    We really thought at this point all our projects would be done, but that is not the case. There is still a lot more to do, and the reality is setting in, that it all won't happen this summer (and that's OK). Our goal was to have a place that looks nice, that was safe, and that could be used as a tool to reach the community. Those things are almost completely achieved. While we may not have a completely working a/c, new sanctuary lights, or a new front door, we have torn down (and will continue to tear down) an unsafe ceiling, had an electrician bring a bunch of things up to code, gotten rid of tons of mold and mildew issues (and prevented them from coming back), and made much more practical space to hold events, work out of, and host people.
     Here are the before and after pictures of this week.

The Last Classroom Before 

This needs another before... because last week's after connects with this week's before
This room used to be the nursery.
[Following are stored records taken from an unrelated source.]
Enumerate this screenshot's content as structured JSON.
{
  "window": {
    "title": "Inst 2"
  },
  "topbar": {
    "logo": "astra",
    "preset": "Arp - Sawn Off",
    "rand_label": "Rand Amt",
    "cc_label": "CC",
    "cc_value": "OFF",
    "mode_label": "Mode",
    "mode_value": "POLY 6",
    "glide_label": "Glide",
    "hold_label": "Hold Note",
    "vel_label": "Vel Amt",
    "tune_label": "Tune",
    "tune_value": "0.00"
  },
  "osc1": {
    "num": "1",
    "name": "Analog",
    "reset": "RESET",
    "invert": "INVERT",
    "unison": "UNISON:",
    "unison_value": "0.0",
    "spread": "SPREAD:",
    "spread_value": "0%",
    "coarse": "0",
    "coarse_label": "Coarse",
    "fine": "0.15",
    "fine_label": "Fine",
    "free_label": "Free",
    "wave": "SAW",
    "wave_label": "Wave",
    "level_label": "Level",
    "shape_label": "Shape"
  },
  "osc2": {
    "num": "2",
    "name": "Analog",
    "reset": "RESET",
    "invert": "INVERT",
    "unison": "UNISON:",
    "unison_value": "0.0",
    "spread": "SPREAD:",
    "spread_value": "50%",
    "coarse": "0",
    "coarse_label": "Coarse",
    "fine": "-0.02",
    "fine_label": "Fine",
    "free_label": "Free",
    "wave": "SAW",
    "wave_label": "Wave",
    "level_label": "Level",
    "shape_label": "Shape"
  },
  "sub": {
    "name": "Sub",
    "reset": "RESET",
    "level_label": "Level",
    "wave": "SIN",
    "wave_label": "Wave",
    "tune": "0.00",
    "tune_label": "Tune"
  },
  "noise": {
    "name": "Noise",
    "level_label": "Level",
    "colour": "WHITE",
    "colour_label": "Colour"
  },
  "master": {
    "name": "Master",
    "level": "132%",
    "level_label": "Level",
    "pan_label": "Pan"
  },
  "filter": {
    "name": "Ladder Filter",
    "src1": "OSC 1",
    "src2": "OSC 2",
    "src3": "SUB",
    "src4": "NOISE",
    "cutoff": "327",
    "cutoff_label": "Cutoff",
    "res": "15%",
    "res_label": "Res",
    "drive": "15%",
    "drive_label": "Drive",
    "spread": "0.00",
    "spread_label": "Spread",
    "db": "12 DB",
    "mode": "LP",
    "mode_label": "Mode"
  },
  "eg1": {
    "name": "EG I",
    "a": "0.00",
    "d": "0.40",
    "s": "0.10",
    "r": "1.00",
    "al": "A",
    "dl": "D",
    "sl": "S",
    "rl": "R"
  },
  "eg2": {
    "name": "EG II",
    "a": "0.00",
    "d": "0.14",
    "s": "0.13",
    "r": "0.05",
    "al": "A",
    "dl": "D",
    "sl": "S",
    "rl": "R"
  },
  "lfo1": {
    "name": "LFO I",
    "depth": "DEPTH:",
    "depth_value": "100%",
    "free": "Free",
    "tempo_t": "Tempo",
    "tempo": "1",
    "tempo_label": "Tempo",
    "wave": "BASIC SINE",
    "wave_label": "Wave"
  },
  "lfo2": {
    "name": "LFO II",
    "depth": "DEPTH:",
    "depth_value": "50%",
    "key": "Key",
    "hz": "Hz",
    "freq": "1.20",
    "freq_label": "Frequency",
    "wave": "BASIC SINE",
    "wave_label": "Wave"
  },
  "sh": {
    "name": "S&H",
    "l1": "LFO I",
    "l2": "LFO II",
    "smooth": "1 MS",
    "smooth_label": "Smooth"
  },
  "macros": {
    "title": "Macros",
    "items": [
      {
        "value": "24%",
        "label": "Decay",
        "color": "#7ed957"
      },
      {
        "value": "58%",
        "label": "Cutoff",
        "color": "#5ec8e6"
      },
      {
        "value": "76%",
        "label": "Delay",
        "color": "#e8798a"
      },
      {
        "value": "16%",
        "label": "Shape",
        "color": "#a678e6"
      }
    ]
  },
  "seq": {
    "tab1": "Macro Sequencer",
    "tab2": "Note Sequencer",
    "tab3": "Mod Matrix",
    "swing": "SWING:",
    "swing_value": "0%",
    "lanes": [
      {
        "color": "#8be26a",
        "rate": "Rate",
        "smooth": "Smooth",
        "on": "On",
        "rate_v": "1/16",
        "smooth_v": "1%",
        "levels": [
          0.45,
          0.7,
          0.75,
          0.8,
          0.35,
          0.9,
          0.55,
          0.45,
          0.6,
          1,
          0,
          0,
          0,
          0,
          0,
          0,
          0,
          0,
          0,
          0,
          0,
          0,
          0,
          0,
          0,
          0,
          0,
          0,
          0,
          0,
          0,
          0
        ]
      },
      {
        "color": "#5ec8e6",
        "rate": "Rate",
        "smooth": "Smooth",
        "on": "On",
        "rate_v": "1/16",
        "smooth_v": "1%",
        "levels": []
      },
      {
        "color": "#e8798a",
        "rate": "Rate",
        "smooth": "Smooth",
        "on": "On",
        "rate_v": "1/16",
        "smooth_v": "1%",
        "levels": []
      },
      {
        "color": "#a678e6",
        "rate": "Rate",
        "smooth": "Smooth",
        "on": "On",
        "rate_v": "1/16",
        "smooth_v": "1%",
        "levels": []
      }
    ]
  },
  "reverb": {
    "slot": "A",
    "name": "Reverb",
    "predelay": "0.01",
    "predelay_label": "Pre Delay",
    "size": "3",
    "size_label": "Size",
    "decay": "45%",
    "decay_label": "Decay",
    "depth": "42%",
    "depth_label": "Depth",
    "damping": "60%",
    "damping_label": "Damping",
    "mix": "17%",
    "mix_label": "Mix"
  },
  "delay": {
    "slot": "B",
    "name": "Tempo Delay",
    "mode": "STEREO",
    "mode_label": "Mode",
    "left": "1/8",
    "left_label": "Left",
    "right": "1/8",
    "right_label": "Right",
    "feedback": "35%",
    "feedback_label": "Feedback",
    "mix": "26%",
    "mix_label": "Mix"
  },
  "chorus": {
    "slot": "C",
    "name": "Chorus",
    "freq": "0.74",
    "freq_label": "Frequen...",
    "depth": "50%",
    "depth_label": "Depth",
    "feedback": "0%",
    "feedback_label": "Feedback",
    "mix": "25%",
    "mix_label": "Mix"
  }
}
It is really small, and we weren't sure how to use this space. We have a whole lot of storage space, so we really weren't sure what this room would be. Now we know...
The during and after pictures

We opted to take the wood paneling off, like we did in the other room

 Oh look! They put wood paneling over a window, so this room actually has two windows not one. In a basement where light is extra important, we were excited (and perplexed) to find this. 

The burnt out light bulbs in the drywall we were not so excited to find. (We also found bricks in the drop ceiling, and in the plaster ceiling. We are so lucky no one got hurt).

 This is what we discovered about our "finished room". It was originally part of our unfinished room. We opted to take out the dry wall, and turn it into one large room. That way the room has more flexibility. We can use it as cafe overflow. We can use it for large classes. We can also get a temporary partition and split it into 2 classes (which makes more sense than drywall)


The current end product of those rooms. The ceiling needs to come down (it's sagging, and only a matter of time until it falls, and the electrician needs to do some serious rewiring in here) and the walls had to be patched, so they still need to be painted. Even with all of that, it still looks so much better! We're hoping that our group this week can finish this room up! 

The cafe ceilings before. Part had a drop ceiling over plaster, and the plaster had already begun to fall down in the back. The safe option was that it all needed to come down. A very messy project.

The cafe ceilings now. The electrician was able to move our light switches to a spot that makes more sense, and install light boxes for 3 ceiling fans and some fluorescent lights. We need to put up some mold resistant drywall, and then the ceilings will be done. In the mean time, we have this industrial look. 

Our new light switches up to fire code. He also installed them so we can run the fans without the lights, which will help if the basement gets wet this winter/spring. 

During demolition

The students also worked on our office room at the house (as well as some other small projects)
The Before of the office room
 during painting 


    This was a great week! I was so excited to meet these students, and about what God is doing in their lives. The other night, as they were over at the house for showers, the kids would just stop and carry on conversations with us. We talked about all sorts of topics, and it was great to see their minds working as they continue to work out their faith. We're continuing to work out our faith too, and we are grateful we got to share a part of this journey with these new friends.